This song finds Wayne pairing social commentary, in which he declares how his unholy country needs God's blessing, with rhymes about his own life which he concludes by asking "Will I die or go to jail today?"
The song's music video was shot in Wayne's hometown of New Orleans. Backstage footage revealed the rapper dancing across the Star-Spangled Banner, presumably as an act of complaint about his country's policies, which outraged American patriots. Normally flags are burned in protest but many felt that Wayne's flag desecration was disrespectful to his nation.
Wayne responded to the controversy by stating that he didn't step on the flag on purpose. "It's a scene in a video where the flag drops behind me," he explained "and after it drops it's just there as I perform."
Wayne explained the song's meaning in a Facebook post. "In most people eyes including my own who were raised in that environment, the Hood is the only America they know and the only America I knew growing up," he said. "I was fortunate from my God giving talents to escape the Hood and see the other beautiful places this country has to offer but most people who are born in that environment don't get that chance. That's their view of their America. That was Dwayne M Carter from Hollygrove, New Orleans view of America. That's who I'm speaking for in this song."
The Four Tops' "I Can't Help Myself (Sugar Pie Honey Bunch)" was written by the Motown team of Lamont Dozier, Brian Holland and Eddie Holland. The phrase "Sugar pie, honey bunch" was something Dozier's grandfather used to say when he was a kid.
The lyrics to "Heartbreak Hotel" were written by a steel guitar player who was once a dishwasher repairman. He was inspired by a newspaper story about a man who killed himself and left behind a note saying only, "I walk a lonely street."

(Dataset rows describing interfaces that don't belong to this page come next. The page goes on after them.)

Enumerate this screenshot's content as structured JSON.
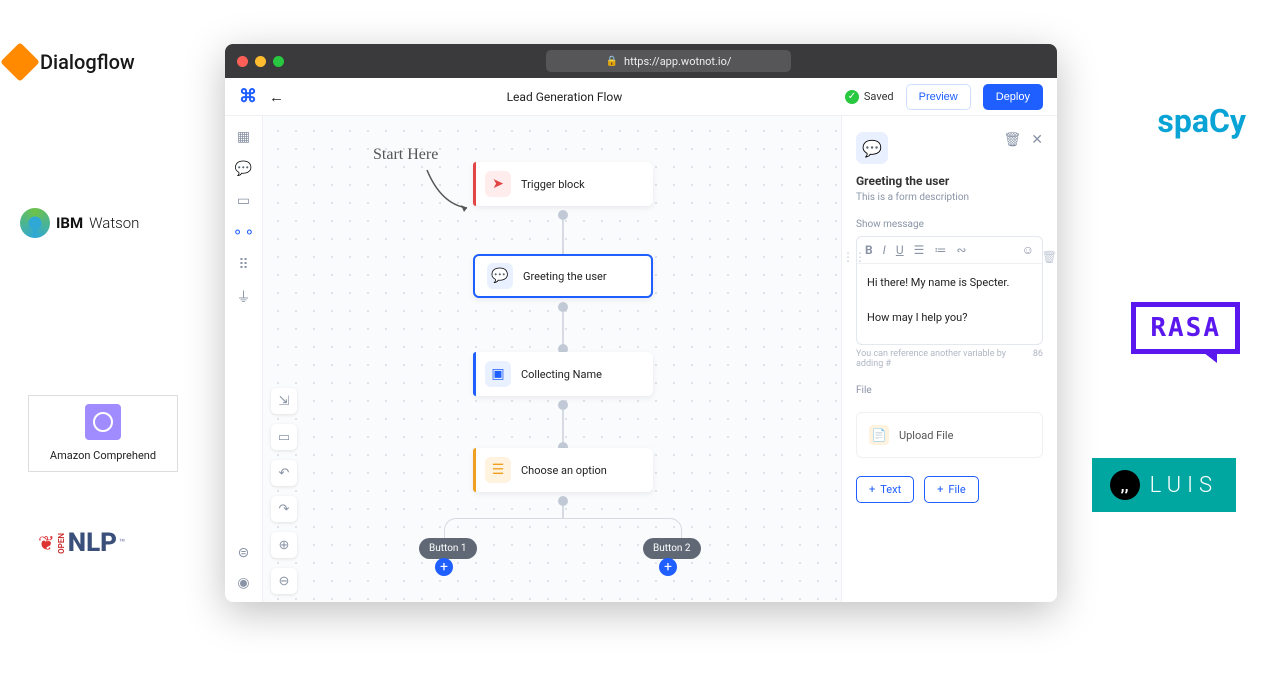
{
  "browser": {
    "url": "https://app.wotnot.io/"
  },
  "header": {
    "title": "Lead Generation Flow",
    "saved": "Saved",
    "preview": "Preview",
    "deploy": "Deploy"
  },
  "canvas": {
    "start_here": "Start Here",
    "blocks": {
      "trigger": "Trigger block",
      "greeting": "Greeting the user",
      "collecting": "Collecting Name",
      "choose": "Choose an option"
    },
    "button1": "Button 1",
    "button2": "Button 2"
  },
  "panel": {
    "title": "Greeting the user",
    "description": "This is a form description",
    "show_message": "Show message",
    "message_line1": "Hi there! My name is Specter.",
    "message_line2": "How may I help you?",
    "hint": "You can reference another variable by adding #",
    "char_count": "86",
    "file_label": "File",
    "upload_file": "Upload File",
    "add_text": "Text",
    "add_file": "File"
  },
  "logos": {
    "dialogflow": "Dialogflow",
    "ibm1": "IBM",
    "ibm2": "Watson",
    "comprehend": "Amazon Comprehend",
    "opennlp_open": "OPEN",
    "opennlp_nlp": "NLP",
    "spacy": "spaCy",
    "rasa": "RASA",
    "luis": "LUIS"
  }
}
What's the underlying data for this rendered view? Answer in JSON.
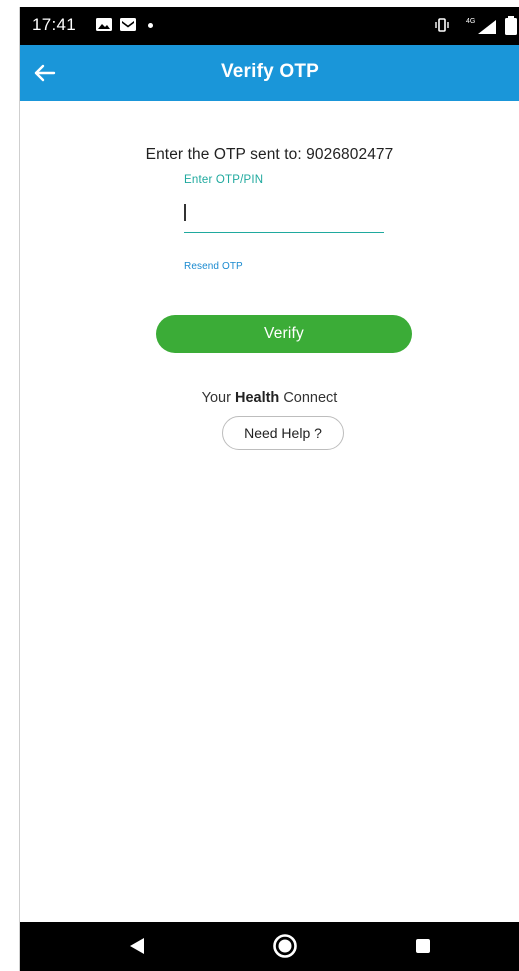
{
  "status_bar": {
    "time": "17:41",
    "icons": [
      "gallery-icon",
      "mail-icon",
      "notification-dot-icon",
      "vibrate-icon",
      "signal-icon",
      "battery-icon"
    ],
    "network_label": "4G"
  },
  "app_bar": {
    "title": "Verify OTP",
    "back_icon": "arrow-left-icon",
    "color": "#1a96d9"
  },
  "otp_form": {
    "prompt": "Enter the OTP sent to: 9026802477",
    "field_label": "Enter OTP/PIN",
    "field_value": "",
    "resend_label": "Resend OTP",
    "verify_label": "Verify",
    "accent_color": "#1fa99e",
    "button_color": "#3bac37"
  },
  "footer": {
    "tagline_pre": "Your ",
    "tagline_strong": "Health",
    "tagline_post": " Connect",
    "help_label": "Need Help ?"
  },
  "nav_bar": {
    "icons": [
      "nav-back-icon",
      "nav-home-icon",
      "nav-recents-icon"
    ]
  }
}
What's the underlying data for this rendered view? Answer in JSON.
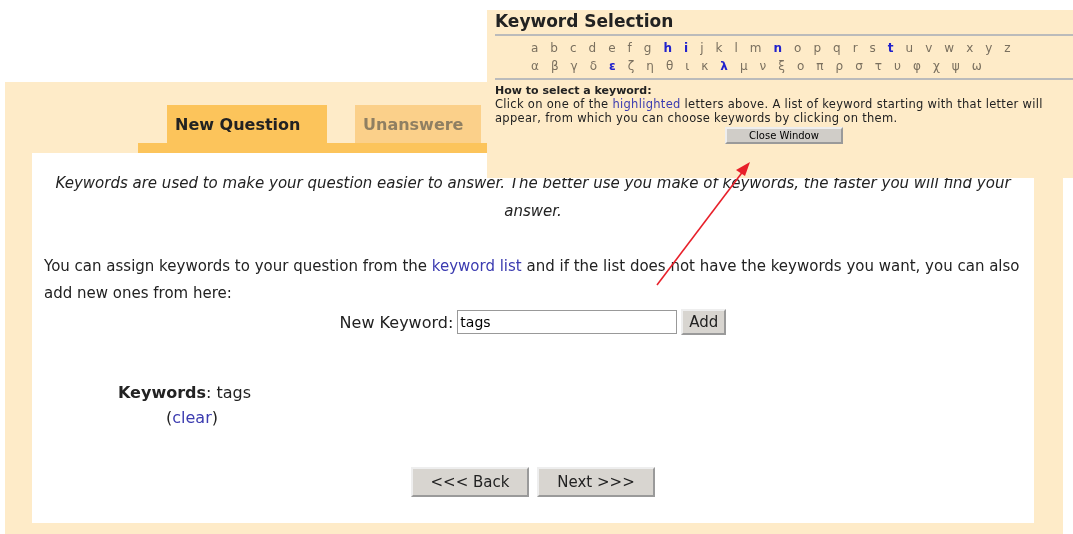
{
  "tabs": [
    {
      "label": "New Question",
      "selected": true
    },
    {
      "label": "Unanswere",
      "selected": false
    }
  ],
  "intro": "Keywords are used to make your question easier to answer. The better use you make of keywords, the faster you will find your answer.",
  "assign": {
    "before": "You can assign keywords to your question from the ",
    "link": "keyword list",
    "after": " and if the list does not have the keywords you want, you can also add new ones from here:"
  },
  "new_keyword": {
    "label": "New Keyword:",
    "value": "tags",
    "button": "Add"
  },
  "keywords": {
    "text": "**Keywords**: tags",
    "open": "(",
    "link": "clear",
    "close": ")"
  },
  "buttons": [
    "<<< Back",
    "Next >>>"
  ],
  "popup": {
    "title": "Keyword Selection",
    "latin": [
      {
        "char": "a",
        "highlighted": false
      },
      {
        "char": "b",
        "highlighted": false
      },
      {
        "char": "c",
        "highlighted": false
      },
      {
        "char": "d",
        "highlighted": false
      },
      {
        "char": "e",
        "highlighted": false
      },
      {
        "char": "f",
        "highlighted": false
      },
      {
        "char": "g",
        "highlighted": false
      },
      {
        "char": "h",
        "highlighted": true
      },
      {
        "char": "i",
        "highlighted": true
      },
      {
        "char": "j",
        "highlighted": false
      },
      {
        "char": "k",
        "highlighted": false
      },
      {
        "char": "l",
        "highlighted": false
      },
      {
        "char": "m",
        "highlighted": false
      },
      {
        "char": "n",
        "highlighted": true
      },
      {
        "char": "o",
        "highlighted": false
      },
      {
        "char": "p",
        "highlighted": false
      },
      {
        "char": "q",
        "highlighted": false
      },
      {
        "char": "r",
        "highlighted": false
      },
      {
        "char": "s",
        "highlighted": false
      },
      {
        "char": "t",
        "highlighted": true
      },
      {
        "char": "u",
        "highlighted": false
      },
      {
        "char": "v",
        "highlighted": false
      },
      {
        "char": "w",
        "highlighted": false
      },
      {
        "char": "x",
        "highlighted": false
      },
      {
        "char": "y",
        "highlighted": false
      },
      {
        "char": "z",
        "highlighted": false
      }
    ],
    "greek": [
      {
        "char": "α",
        "highlighted": false
      },
      {
        "char": "β",
        "highlighted": false
      },
      {
        "char": "γ",
        "highlighted": false
      },
      {
        "char": "δ",
        "highlighted": false
      },
      {
        "char": "ε",
        "highlighted": true
      },
      {
        "char": "ζ",
        "highlighted": false
      },
      {
        "char": "η",
        "highlighted": false
      },
      {
        "char": "θ",
        "highlighted": false
      },
      {
        "char": "ι",
        "highlighted": false
      },
      {
        "char": "κ",
        "highlighted": false
      },
      {
        "char": "λ",
        "highlighted": true
      },
      {
        "char": "μ",
        "highlighted": false
      },
      {
        "char": "ν",
        "highlighted": false
      },
      {
        "char": "ξ",
        "highlighted": false
      },
      {
        "char": "ο",
        "highlighted": false
      },
      {
        "char": "π",
        "highlighted": false
      },
      {
        "char": "ρ",
        "highlighted": false
      },
      {
        "char": "σ",
        "highlighted": false
      },
      {
        "char": "τ",
        "highlighted": false
      },
      {
        "char": "υ",
        "highlighted": false
      },
      {
        "char": "φ",
        "highlighted": false
      },
      {
        "char": "χ",
        "highlighted": false
      },
      {
        "char": "ψ",
        "highlighted": false
      },
      {
        "char": "ω",
        "highlighted": false
      }
    ],
    "how_title": "How to select a keyword:",
    "instructions": {
      "before": "Click on one of the ",
      "link": "highlighted",
      "after": " letters above. A list of keyword starting with that letter will appear, from which you can choose keywords by clicking on them."
    },
    "close_button": "Close Window"
  }
}
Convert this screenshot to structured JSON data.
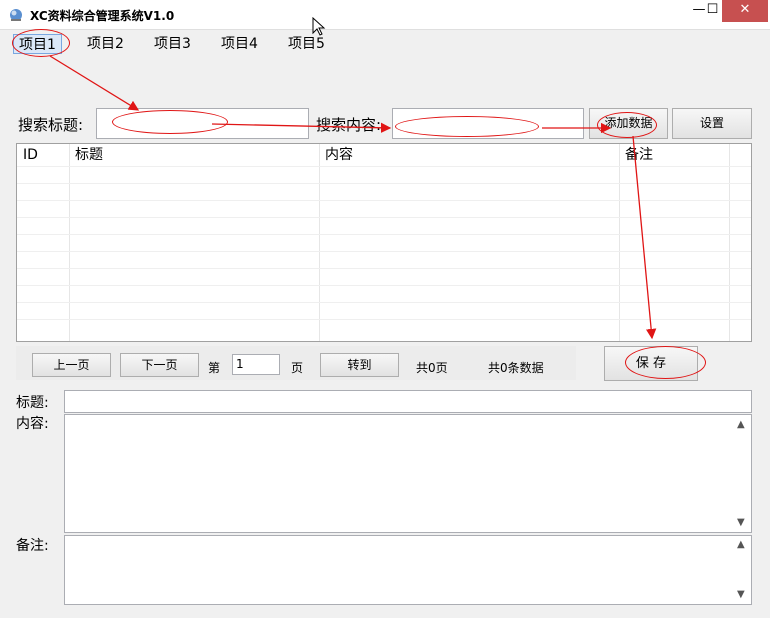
{
  "window": {
    "title": "XC资料综合管理系统V1.0",
    "minimize_glyph": "—",
    "maximize_glyph": "☐",
    "close_glyph": "✕"
  },
  "menu": {
    "items": [
      {
        "label": "项目1"
      },
      {
        "label": "项目2"
      },
      {
        "label": "项目3"
      },
      {
        "label": "项目4"
      },
      {
        "label": "项目5"
      }
    ]
  },
  "search": {
    "title_label": "搜索标题:",
    "title_value": "",
    "content_label": "搜索内容:",
    "content_value": "",
    "add_button": "添加数据",
    "settings_button": "设置"
  },
  "grid": {
    "columns": [
      "ID",
      "标题",
      "内容",
      "备注"
    ],
    "rows": []
  },
  "pager": {
    "prev": "上一页",
    "next": "下一页",
    "page_prefix": "第",
    "page_value": "1",
    "page_suffix": "页",
    "goto": "转到",
    "total_pages": "共0页",
    "total_records": "共0条数据",
    "save": "保 存"
  },
  "form": {
    "title_label": "标题:",
    "title_value": "",
    "content_label": "内容:",
    "content_value": "",
    "remark_label": "备注:",
    "remark_value": "",
    "scroll_up_glyph": "▲",
    "scroll_down_glyph": "▼"
  },
  "annotation_color": "#e01515"
}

If counterpoint and polyrhythms are your thing, you might love these guys. Even by Progressive Rock standards, they were one of the most intricate bands of the '70s. Then their lead singer gave us Bon Jovi.